-- Input material follows --

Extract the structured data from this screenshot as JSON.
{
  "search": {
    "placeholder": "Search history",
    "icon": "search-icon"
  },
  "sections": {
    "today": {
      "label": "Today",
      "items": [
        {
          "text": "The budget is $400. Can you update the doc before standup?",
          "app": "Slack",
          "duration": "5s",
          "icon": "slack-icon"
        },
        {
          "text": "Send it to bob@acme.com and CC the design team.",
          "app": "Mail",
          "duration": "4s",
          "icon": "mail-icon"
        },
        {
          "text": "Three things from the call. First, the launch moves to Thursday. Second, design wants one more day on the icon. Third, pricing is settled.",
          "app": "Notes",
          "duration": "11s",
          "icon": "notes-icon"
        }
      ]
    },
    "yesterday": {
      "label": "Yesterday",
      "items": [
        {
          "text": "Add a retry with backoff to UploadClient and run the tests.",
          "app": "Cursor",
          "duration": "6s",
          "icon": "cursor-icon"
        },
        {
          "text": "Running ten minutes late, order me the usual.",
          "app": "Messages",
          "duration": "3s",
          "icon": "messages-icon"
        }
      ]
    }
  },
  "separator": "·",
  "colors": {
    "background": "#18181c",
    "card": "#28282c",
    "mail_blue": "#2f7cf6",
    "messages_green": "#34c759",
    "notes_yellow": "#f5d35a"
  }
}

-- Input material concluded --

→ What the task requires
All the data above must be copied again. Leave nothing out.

→ Task result
Extract the structured data from this screenshot as JSON.
{
  "search": {
    "placeholder": "Search history",
    "icon": "search-icon"
  },
  "sections": {
    "today": {
      "label": "Today",
      "items": [
        {
          "text": "The budget is $400. Can you update the doc before standup?",
          "app": "Slack",
          "duration": "5s",
          "icon": "slack-icon"
        },
        {
          "text": "Send it to bob@acme.com and CC the design team.",
          "app": "Mail",
          "duration": "4s",
          "icon": "mail-icon"
        },
        {
          "text": "Three things from the call. First, the launch moves to Thursday. Second, design wants one more day on the icon. Third, pricing is settled.",
          "app": "Notes",
          "duration": "11s",
          "icon": "notes-icon"
        }
      ]
    },
    "yesterday": {
      "label": "Yesterday",
      "items": [
        {
          "text": "Add a retry with backoff to UploadClient and run the tests.",
          "app": "Cursor",
          "duration": "6s",
          "icon": "cursor-icon"
        },
        {
          "text": "Running ten minutes late, order me the usual.",
          "app": "Messages",
          "duration": "3s",
          "icon": "messages-icon"
        }
      ]
    }
  },
  "separator": "·",
  "colors": {
    "background": "#18181c",
    "card": "#28282c",
    "mail_blue": "#2f7cf6",
    "messages_green": "#34c759",
    "notes_yellow": "#f5d35a"
  }
}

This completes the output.